Backpacking gear these days can certainly be very innovative and modern when compared to much of the gear from years past.
Despite years of innovation and improvements with backpacking gear, the backpacking tarp remains as not only one of the most beloved and essential gear items, but also the most primitive in a sense. While a backpacking tarp is indeed simple, it comes with endless possibilities and uses.
Seasoned pros and beginners alike can appreciate the many used a tarp has, regardless of the season. Are you out of the loop with backpacking tarps, or wonder why you might even need one in the first place? We’ve got answers.
At its core, a backpacking tarp is a more streamlined and durable version of your standard camping tarp. These tarps are available in a variety of materials, with polyester and nylon being among the most popular.
Backpacking tarps usually have a square or rectangular shape, with grommets throughout for poles, stakes, rope, or whatever else you can use to hold them down and set them up. They can be used for shelter, extra padding, as a rainfly, and lots of other things (more on that later.)
So, to sum it up, a backpacking tarp is basically a giant, flat piece of tent-like material that you can fashion into whatever you’d like. This is a great thing to have on a backpacking trip.

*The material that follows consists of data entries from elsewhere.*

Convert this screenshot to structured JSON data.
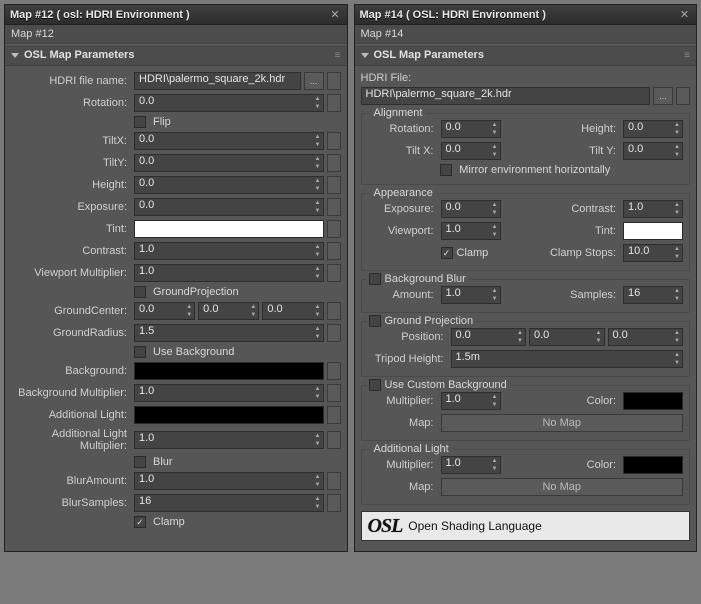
{
  "left": {
    "title": "Map #12  ( osl: HDRI Environment )",
    "subtitle": "Map #12",
    "section": "OSL Map Parameters",
    "hdri_file_label": "HDRI file name:",
    "hdri_file": "HDRI\\palermo_square_2k.hdr",
    "rotation_label": "Rotation:",
    "rotation": "0.0",
    "flip_label": "Flip",
    "tiltx_label": "TiltX:",
    "tiltx": "0.0",
    "tilty_label": "TiltY:",
    "tilty": "0.0",
    "height_label": "Height:",
    "height": "0.0",
    "exposure_label": "Exposure:",
    "exposure": "0.0",
    "tint_label": "Tint:",
    "contrast_label": "Contrast:",
    "contrast": "1.0",
    "viewport_label": "Viewport Multiplier:",
    "viewport": "1.0",
    "groundproj_label": "GroundProjection",
    "groundcenter_label": "GroundCenter:",
    "groundcenter_x": "0.0",
    "groundcenter_y": "0.0",
    "groundcenter_z": "0.0",
    "groundradius_label": "GroundRadius:",
    "groundradius": "1.5",
    "usebg_label": "Use Background",
    "background_label": "Background:",
    "bgmult_label": "Background Multiplier:",
    "bgmult": "1.0",
    "addlight_label": "Additional Light:",
    "addlightmult_label": "Additional Light Multiplier:",
    "addlightmult": "1.0",
    "blur_label": "Blur",
    "bluramount_label": "BlurAmount:",
    "bluramount": "1.0",
    "blursamples_label": "BlurSamples:",
    "blursamples": "16",
    "clamp_label": "Clamp"
  },
  "right": {
    "title": "Map #14  ( OSL: HDRI Environment )",
    "subtitle": "Map #14",
    "section": "OSL Map Parameters",
    "hdri_file_label": "HDRI File:",
    "hdri_file": "HDRI\\palermo_square_2k.hdr",
    "align_label": "Alignment",
    "rotation_label": "Rotation:",
    "rotation": "0.0",
    "height_label": "Height:",
    "height": "0.0",
    "tiltx_label": "Tilt X:",
    "tiltx": "0.0",
    "tilty_label": "Tilt Y:",
    "tilty": "0.0",
    "mirror_label": "Mirror environment horizontally",
    "appearance_label": "Appearance",
    "exposure_label": "Exposure:",
    "exposure": "0.0",
    "contrast_label": "Contrast:",
    "contrast": "1.0",
    "viewport_label": "Viewport:",
    "viewport": "1.0",
    "tint_label": "Tint:",
    "clamp_label": "Clamp",
    "clampstops_label": "Clamp Stops:",
    "clampstops": "10.0",
    "bgblur_label": "Background Blur",
    "amount_label": "Amount:",
    "amount": "1.0",
    "samples_label": "Samples:",
    "samples": "16",
    "groundproj_label": "Ground Projection",
    "position_label": "Position:",
    "pos_x": "0.0",
    "pos_y": "0.0",
    "pos_z": "0.0",
    "tripod_label": "Tripod Height:",
    "tripod": "1.5m",
    "custombg_label": "Use Custom Background",
    "multiplier_label": "Multiplier:",
    "custombg_mult": "1.0",
    "color_label": "Color:",
    "map_label": "Map:",
    "nomap": "No Map",
    "addlight_label": "Additional Light",
    "addlight_mult": "1.0",
    "osl_logo": "OSL",
    "osl_text": "Open Shading Language"
  }
}
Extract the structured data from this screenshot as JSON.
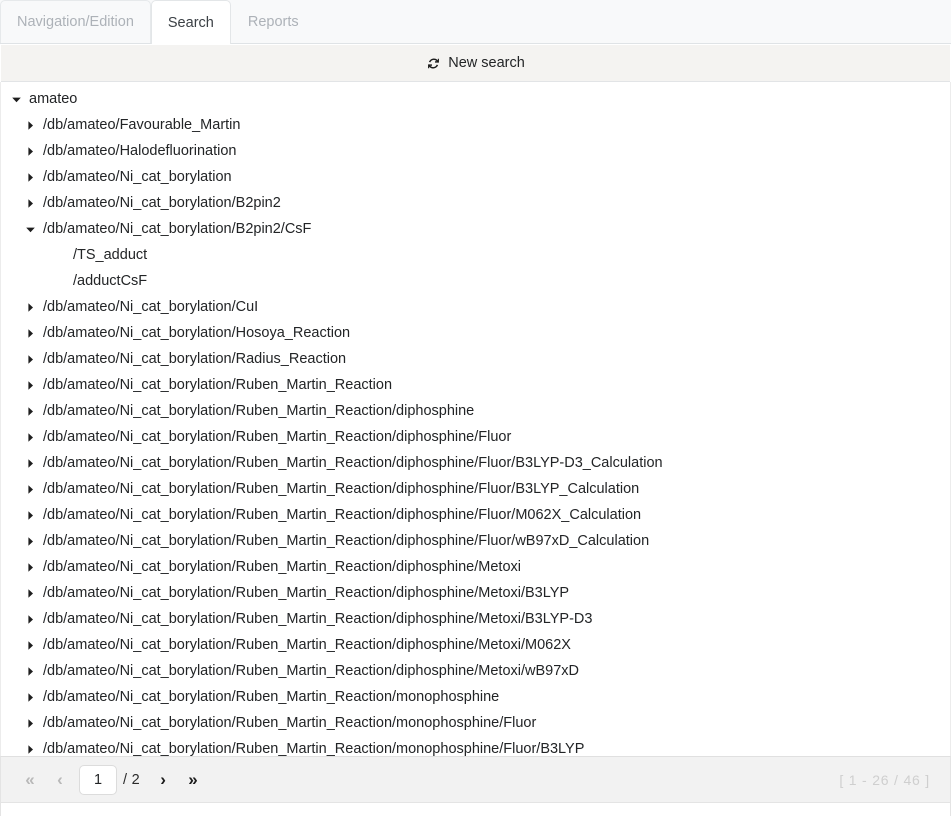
{
  "tabs": [
    {
      "label": "Navigation/Edition",
      "active": false
    },
    {
      "label": "Search",
      "active": true
    },
    {
      "label": "Reports",
      "active": false
    }
  ],
  "toolbar": {
    "new_search_label": "New search",
    "refresh_icon": "refresh-icon"
  },
  "tree": {
    "nodes": [
      {
        "label": "amateo",
        "level": 0,
        "state": "expanded"
      },
      {
        "label": "/db/amateo/Favourable_Martin",
        "level": 1,
        "state": "collapsed"
      },
      {
        "label": "/db/amateo/Halodefluorination",
        "level": 1,
        "state": "collapsed"
      },
      {
        "label": "/db/amateo/Ni_cat_borylation",
        "level": 1,
        "state": "collapsed"
      },
      {
        "label": "/db/amateo/Ni_cat_borylation/B2pin2",
        "level": 1,
        "state": "collapsed"
      },
      {
        "label": "/db/amateo/Ni_cat_borylation/B2pin2/CsF",
        "level": 1,
        "state": "expanded"
      },
      {
        "label": "/TS_adduct",
        "level": 2,
        "state": "leaf"
      },
      {
        "label": "/adductCsF",
        "level": 2,
        "state": "leaf"
      },
      {
        "label": "/db/amateo/Ni_cat_borylation/CuI",
        "level": 1,
        "state": "collapsed"
      },
      {
        "label": "/db/amateo/Ni_cat_borylation/Hosoya_Reaction",
        "level": 1,
        "state": "collapsed"
      },
      {
        "label": "/db/amateo/Ni_cat_borylation/Radius_Reaction",
        "level": 1,
        "state": "collapsed"
      },
      {
        "label": "/db/amateo/Ni_cat_borylation/Ruben_Martin_Reaction",
        "level": 1,
        "state": "collapsed"
      },
      {
        "label": "/db/amateo/Ni_cat_borylation/Ruben_Martin_Reaction/diphosphine",
        "level": 1,
        "state": "collapsed"
      },
      {
        "label": "/db/amateo/Ni_cat_borylation/Ruben_Martin_Reaction/diphosphine/Fluor",
        "level": 1,
        "state": "collapsed"
      },
      {
        "label": "/db/amateo/Ni_cat_borylation/Ruben_Martin_Reaction/diphosphine/Fluor/B3LYP-D3_Calculation",
        "level": 1,
        "state": "collapsed"
      },
      {
        "label": "/db/amateo/Ni_cat_borylation/Ruben_Martin_Reaction/diphosphine/Fluor/B3LYP_Calculation",
        "level": 1,
        "state": "collapsed"
      },
      {
        "label": "/db/amateo/Ni_cat_borylation/Ruben_Martin_Reaction/diphosphine/Fluor/M062X_Calculation",
        "level": 1,
        "state": "collapsed"
      },
      {
        "label": "/db/amateo/Ni_cat_borylation/Ruben_Martin_Reaction/diphosphine/Fluor/wB97xD_Calculation",
        "level": 1,
        "state": "collapsed"
      },
      {
        "label": "/db/amateo/Ni_cat_borylation/Ruben_Martin_Reaction/diphosphine/Metoxi",
        "level": 1,
        "state": "collapsed"
      },
      {
        "label": "/db/amateo/Ni_cat_borylation/Ruben_Martin_Reaction/diphosphine/Metoxi/B3LYP",
        "level": 1,
        "state": "collapsed"
      },
      {
        "label": "/db/amateo/Ni_cat_borylation/Ruben_Martin_Reaction/diphosphine/Metoxi/B3LYP-D3",
        "level": 1,
        "state": "collapsed"
      },
      {
        "label": "/db/amateo/Ni_cat_borylation/Ruben_Martin_Reaction/diphosphine/Metoxi/M062X",
        "level": 1,
        "state": "collapsed"
      },
      {
        "label": "/db/amateo/Ni_cat_borylation/Ruben_Martin_Reaction/diphosphine/Metoxi/wB97xD",
        "level": 1,
        "state": "collapsed"
      },
      {
        "label": "/db/amateo/Ni_cat_borylation/Ruben_Martin_Reaction/monophosphine",
        "level": 1,
        "state": "collapsed"
      },
      {
        "label": "/db/amateo/Ni_cat_borylation/Ruben_Martin_Reaction/monophosphine/Fluor",
        "level": 1,
        "state": "collapsed"
      },
      {
        "label": "/db/amateo/Ni_cat_borylation/Ruben_Martin_Reaction/monophosphine/Fluor/B3LYP",
        "level": 1,
        "state": "collapsed"
      }
    ]
  },
  "pagination": {
    "first_label": "«",
    "prev_label": "‹",
    "next_label": "›",
    "last_label": "»",
    "current_page": "1",
    "total_pages": "/ 2",
    "range_info": "[ 1 - 26 / 46 ]",
    "first_enabled": false,
    "prev_enabled": false,
    "next_enabled": true,
    "last_enabled": true
  },
  "colors": {
    "tab_active_text": "#3b4045",
    "tab_inactive_text": "#adb2b8",
    "toolbar_bg": "#f4f3f1",
    "footer_bg": "#f2f2f2",
    "range_text": "#cfcfcf"
  }
}
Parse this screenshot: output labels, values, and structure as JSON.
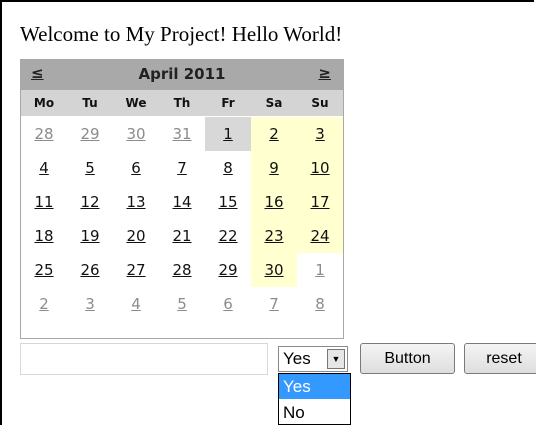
{
  "heading": "Welcome to My Project! Hello World!",
  "calendar": {
    "prev": "≤",
    "next": "≥",
    "month_title": "April 2011",
    "days_of_week": [
      "Mo",
      "Tu",
      "We",
      "Th",
      "Fr",
      "Sa",
      "Su"
    ],
    "weeks": [
      [
        "28",
        "29",
        "30",
        "31",
        "1",
        "2",
        "3"
      ],
      [
        "4",
        "5",
        "6",
        "7",
        "8",
        "9",
        "10"
      ],
      [
        "11",
        "12",
        "13",
        "14",
        "15",
        "16",
        "17"
      ],
      [
        "18",
        "19",
        "20",
        "21",
        "22",
        "23",
        "24"
      ],
      [
        "25",
        "26",
        "27",
        "28",
        "29",
        "30",
        "1"
      ],
      [
        "2",
        "3",
        "4",
        "5",
        "6",
        "7",
        "8"
      ]
    ],
    "selected_day": "1",
    "colors": {
      "header_bg": "#a9a9a9",
      "dow_bg": "#d4d4d4",
      "weekend_bg": "#ffffd0",
      "selected_bg": "#d8d8d8",
      "other_month_text": "#8c8c8c"
    }
  },
  "form": {
    "text_value": "",
    "select_value": "Yes",
    "select_options": [
      "Yes",
      "No"
    ],
    "highlighted_option": "Yes",
    "button_label": "Button",
    "reset_label": "reset",
    "highlight_color": "#3399ff"
  }
}
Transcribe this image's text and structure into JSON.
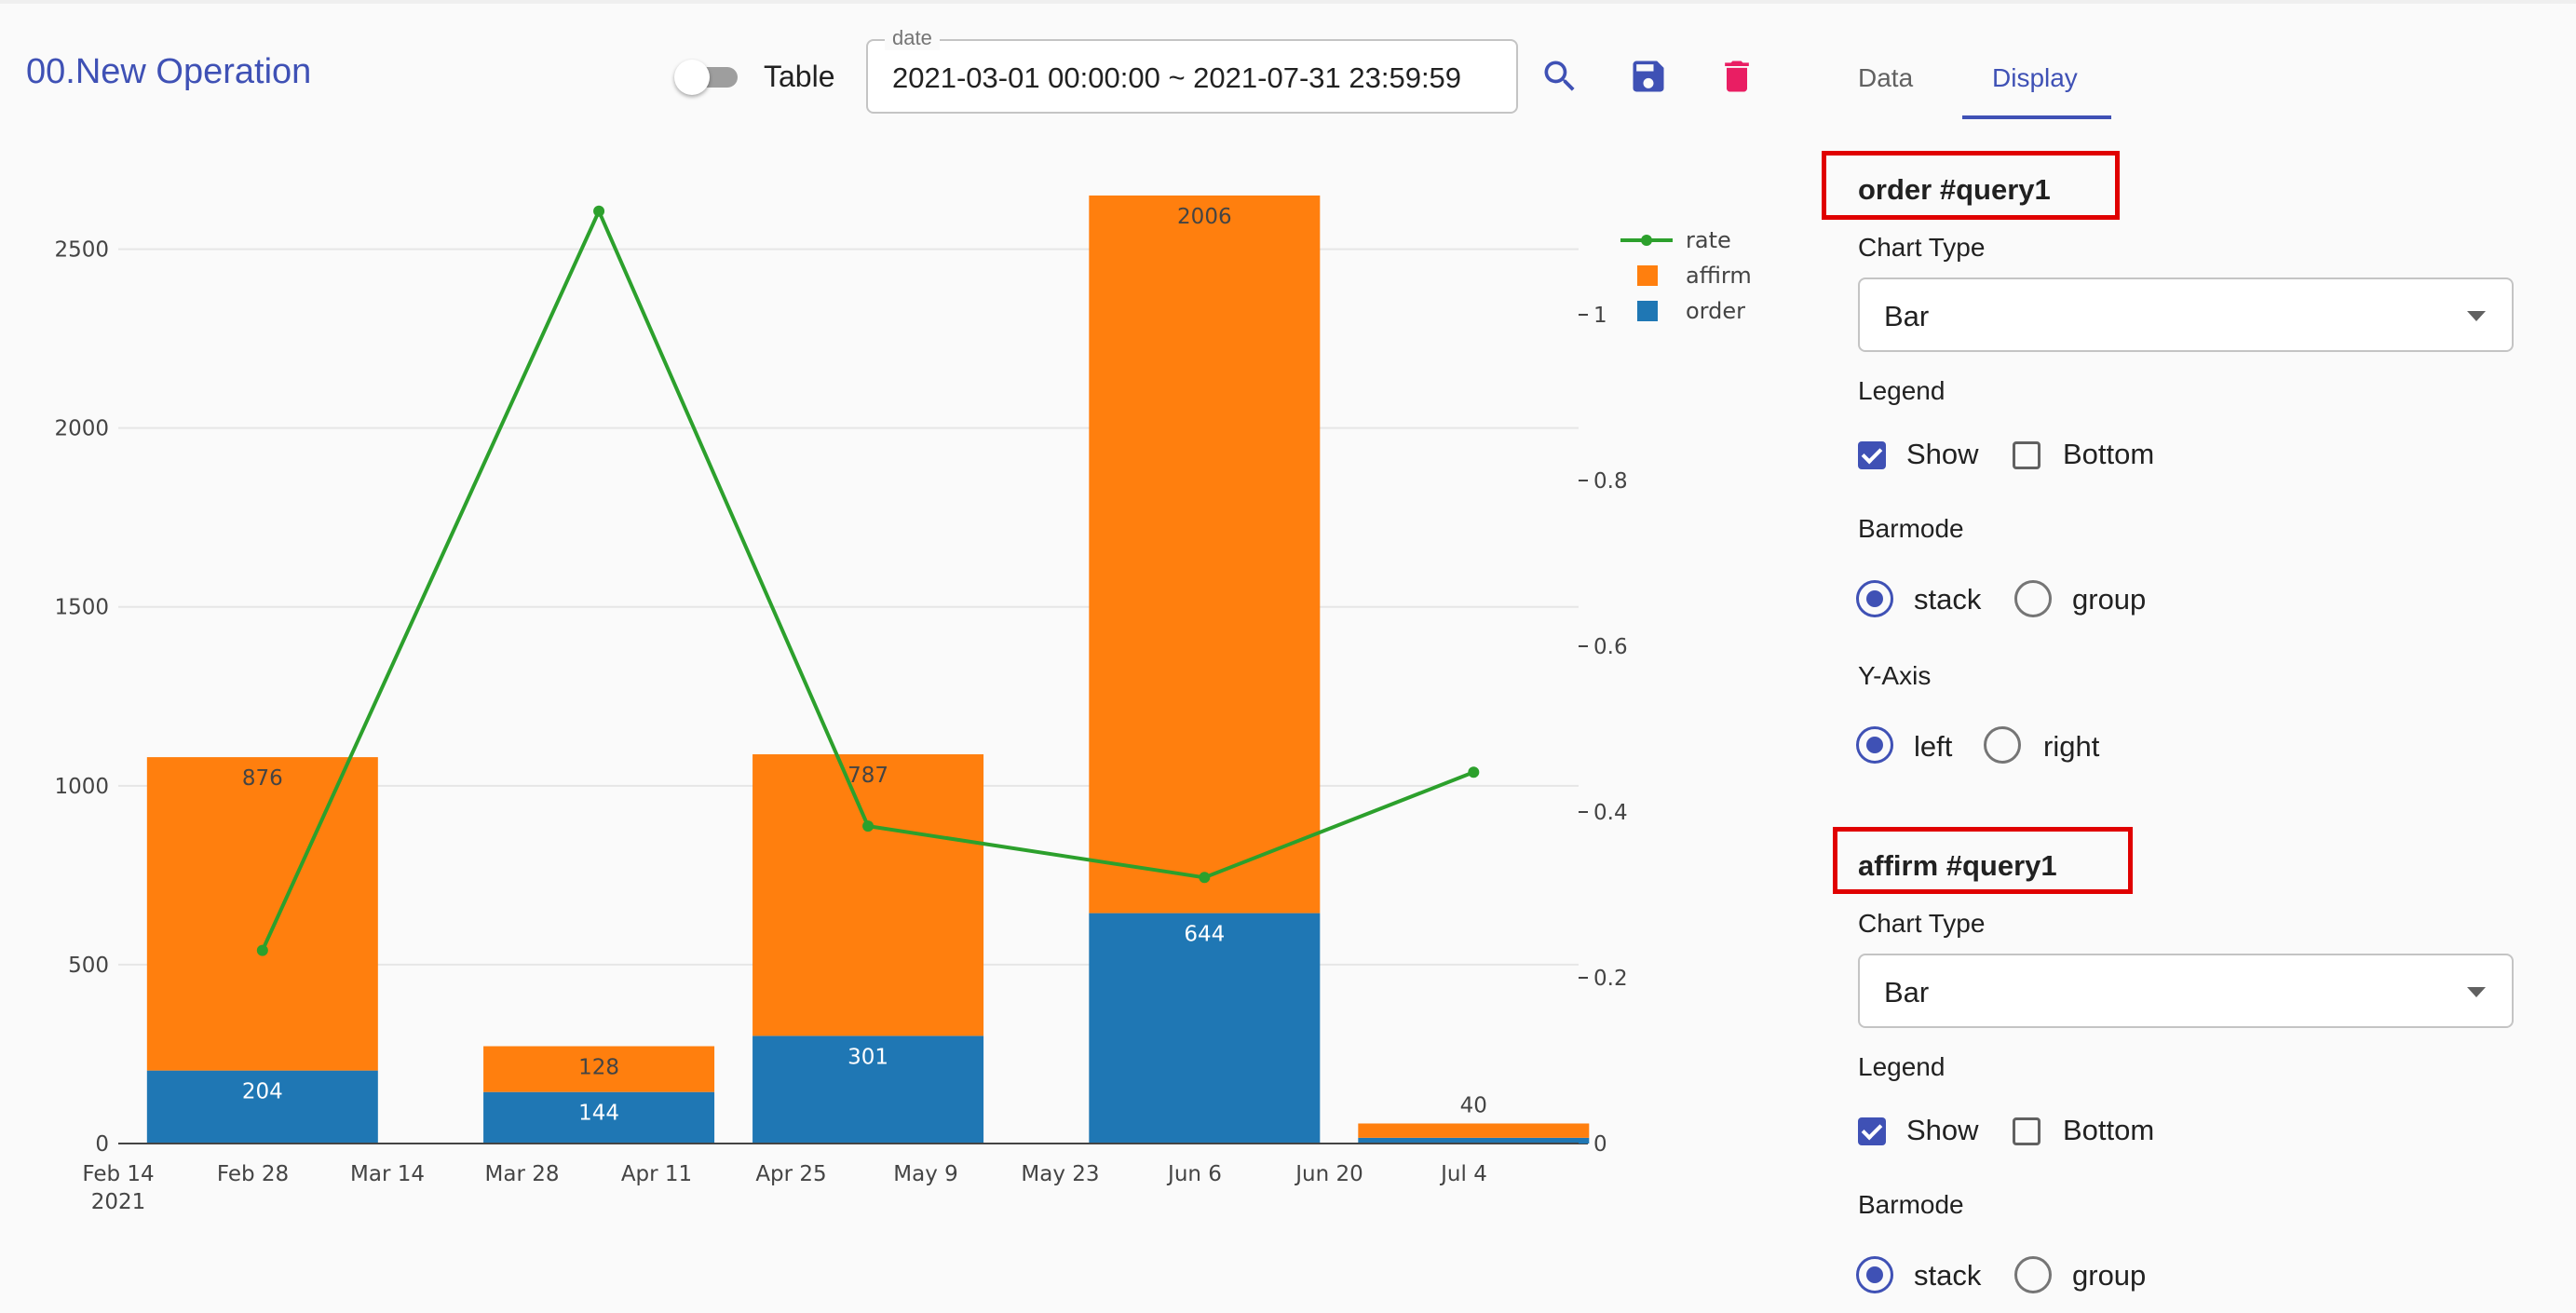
{
  "header": {
    "title": "00.New Operation",
    "table_toggle_label": "Table",
    "date_legend": "date",
    "date_value": "2021-03-01 00:00:00 ~ 2021-07-31 23:59:59"
  },
  "tabs": [
    {
      "label": "Data",
      "active": false
    },
    {
      "label": "Display",
      "active": true
    }
  ],
  "icons": [
    "search-icon",
    "save-icon",
    "delete-icon"
  ],
  "colors": {
    "accent": "#3f51b5",
    "delete": "#e91e63",
    "order": "#1f77b4",
    "affirm": "#ff7f0e",
    "rate": "#2ca02c",
    "highlight": "#e00000"
  },
  "chart_data": {
    "type": "bar",
    "barmode": "stack",
    "x": [
      "2021-03-01",
      "2021-04-05",
      "2021-05-03",
      "2021-06-07",
      "2021-07-05"
    ],
    "series": [
      {
        "name": "order",
        "type": "bar",
        "axis": "left",
        "values": [
          204,
          144,
          301,
          644,
          16
        ],
        "labels": [
          "204",
          "144",
          "301",
          "644",
          ""
        ]
      },
      {
        "name": "affirm",
        "type": "bar",
        "axis": "left",
        "values": [
          876,
          128,
          787,
          2006,
          40
        ],
        "labels": [
          "876",
          "128",
          "787",
          "2006",
          "40"
        ]
      },
      {
        "name": "rate",
        "type": "line",
        "axis": "right",
        "values": [
          0.233,
          1.125,
          0.383,
          0.321,
          0.448
        ]
      }
    ],
    "x_ticks": [
      "Feb 14",
      "Feb 28",
      "Mar 14",
      "Mar 28",
      "Apr 11",
      "Apr 25",
      "May 9",
      "May 23",
      "Jun 6",
      "Jun 20",
      "Jul 4"
    ],
    "x_year_label": "2021",
    "y_left": {
      "ticks": [
        "0",
        "500",
        "1000",
        "1500",
        "2000",
        "2500"
      ],
      "range": [
        0,
        2780
      ]
    },
    "y_right": {
      "ticks": [
        "0",
        "0.2",
        "0.4",
        "0.6",
        "0.8",
        "1"
      ],
      "range": [
        0,
        1.2
      ]
    },
    "legend": [
      "rate",
      "affirm",
      "order"
    ],
    "legend_position": "top-right",
    "grid": true
  },
  "panel": {
    "sections": [
      {
        "title": "order #query1",
        "chart_type_label": "Chart Type",
        "chart_type_value": "Bar",
        "legend_label": "Legend",
        "legend_show": "Show",
        "legend_bottom": "Bottom",
        "barmode_label": "Barmode",
        "barmode_stack": "stack",
        "barmode_group": "group",
        "yaxis_label": "Y-Axis",
        "yaxis_left": "left",
        "yaxis_right": "right"
      },
      {
        "title": "affirm #query1",
        "chart_type_label": "Chart Type",
        "chart_type_value": "Bar",
        "legend_label": "Legend",
        "legend_show": "Show",
        "legend_bottom": "Bottom",
        "barmode_label": "Barmode",
        "barmode_stack": "stack",
        "barmode_group": "group"
      }
    ]
  }
}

There are plenty that feel that they have to make a choice between bringing either a tent or tarp along on a backpacking trip. While that may be true if you are going the ultralight backpacking route, it’s not necessarily true on a standard trip.
We aren’t going to debate all the ins and outs of why a tent or tarp may be better, but we will touch on some distinct advantages that a tarp can offer over a tent.
Since tarps are very simple in their design, they are almost always cheaper than a quality backpacking tent. If you’re on a budget, but still want to have quality gear on your trips, a tarp is the way to go. You can usually get a very well-made tarp for the price of a mediocre tent.
If your backpack is capacity-challenged, or if you are wanting to lighten the load, a backpacking tarp will help you on all accounts. They rarely weigh over 3 lbs, and they don’t require poles, so you’re saving space and weight all around.
Tents don’t offer much in the way of versatility. You pitch them on (hopefully) flat ground, and that’s about it. Backpacking tarps can be used as a tent, with a tent, or any number of other applications. In fact, it’s because of this that we recommend bringing a tarp along on your trip even if you have a tent.
Yes, you add a few pounds to your load, but the potential uses far outweigh (literally) the very small inconvenience.
Ultralight backpacking tarps are a lighter and sometimes smaller version of a standard backpacking tent. They are made from much thinner and less dense material, but are often just as durable. If you’re a pro at using tarps, and the climate of your next trip is mild, an ultralight tarp can substantially trim your load down.
Like we already said, backpacking tarps are one of the most versatile pieces of gear you can ever bring on your trip. Here’s some of the more common uses you can utilize, but there are plenty more.
There is certainly no shortage of choices when it comes to backpacking tarps, and many have their own preferences and needs.
If you’re looking for a great general use tarp that is perfect for backpacking, we recommend Noah’s Tarp Shelter made by Kelty. This tarp weighs under 3 lbs, is made from sturdy polyester, and has taped edges to prevent water runoff, which is a big help on the trail.
The tarps adjustable guylines and reinforced guy out points make it easy to use, and versatile enough to bring along for anything from a backpacking trip to an outdoor concert. It’s also very fairly priced.